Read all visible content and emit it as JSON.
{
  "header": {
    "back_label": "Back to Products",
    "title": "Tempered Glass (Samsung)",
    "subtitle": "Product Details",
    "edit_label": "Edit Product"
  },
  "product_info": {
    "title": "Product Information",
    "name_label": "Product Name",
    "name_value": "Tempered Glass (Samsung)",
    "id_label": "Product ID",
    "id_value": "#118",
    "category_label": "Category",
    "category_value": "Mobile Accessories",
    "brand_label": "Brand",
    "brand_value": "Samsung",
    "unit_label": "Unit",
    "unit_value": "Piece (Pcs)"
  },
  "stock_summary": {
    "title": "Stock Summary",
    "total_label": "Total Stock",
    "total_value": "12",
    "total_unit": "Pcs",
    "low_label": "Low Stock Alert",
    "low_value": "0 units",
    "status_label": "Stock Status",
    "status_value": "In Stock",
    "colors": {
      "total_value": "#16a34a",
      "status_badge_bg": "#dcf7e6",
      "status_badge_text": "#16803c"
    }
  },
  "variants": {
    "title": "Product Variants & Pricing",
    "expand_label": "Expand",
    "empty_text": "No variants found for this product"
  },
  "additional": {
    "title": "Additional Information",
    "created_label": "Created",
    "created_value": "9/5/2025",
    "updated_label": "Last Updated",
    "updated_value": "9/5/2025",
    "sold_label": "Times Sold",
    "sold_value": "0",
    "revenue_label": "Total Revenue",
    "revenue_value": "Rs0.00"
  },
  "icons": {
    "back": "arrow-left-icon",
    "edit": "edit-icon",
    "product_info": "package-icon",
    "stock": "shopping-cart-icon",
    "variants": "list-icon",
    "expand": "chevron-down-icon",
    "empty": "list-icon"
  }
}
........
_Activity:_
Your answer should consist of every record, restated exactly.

_Answer area:_
Read all visible content and emit it as JSON.
{
  "header": {
    "back_label": "Back to Products",
    "title": "Tempered Glass (Samsung)",
    "subtitle": "Product Details",
    "edit_label": "Edit Product"
  },
  "product_info": {
    "title": "Product Information",
    "name_label": "Product Name",
    "name_value": "Tempered Glass (Samsung)",
    "id_label": "Product ID",
    "id_value": "#118",
    "category_label": "Category",
    "category_value": "Mobile Accessories",
    "brand_label": "Brand",
    "brand_value": "Samsung",
    "unit_label": "Unit",
    "unit_value": "Piece (Pcs)"
  },
  "stock_summary": {
    "title": "Stock Summary",
    "total_label": "Total Stock",
    "total_value": "12",
    "total_unit": "Pcs",
    "low_label": "Low Stock Alert",
    "low_value": "0 units",
    "status_label": "Stock Status",
    "status_value": "In Stock",
    "colors": {
      "total_value": "#16a34a",
      "status_badge_bg": "#dcf7e6",
      "status_badge_text": "#16803c"
    }
  },
  "variants": {
    "title": "Product Variants & Pricing",
    "expand_label": "Expand",
    "empty_text": "No variants found for this product"
  },
  "additional": {
    "title": "Additional Information",
    "created_label": "Created",
    "created_value": "9/5/2025",
    "updated_label": "Last Updated",
    "updated_value": "9/5/2025",
    "sold_label": "Times Sold",
    "sold_value": "0",
    "revenue_label": "Total Revenue",
    "revenue_value": "Rs0.00"
  },
  "icons": {
    "back": "arrow-left-icon",
    "edit": "edit-icon",
    "product_info": "package-icon",
    "stock": "shopping-cart-icon",
    "variants": "list-icon",
    "expand": "chevron-down-icon",
    "empty": "list-icon"
  }
}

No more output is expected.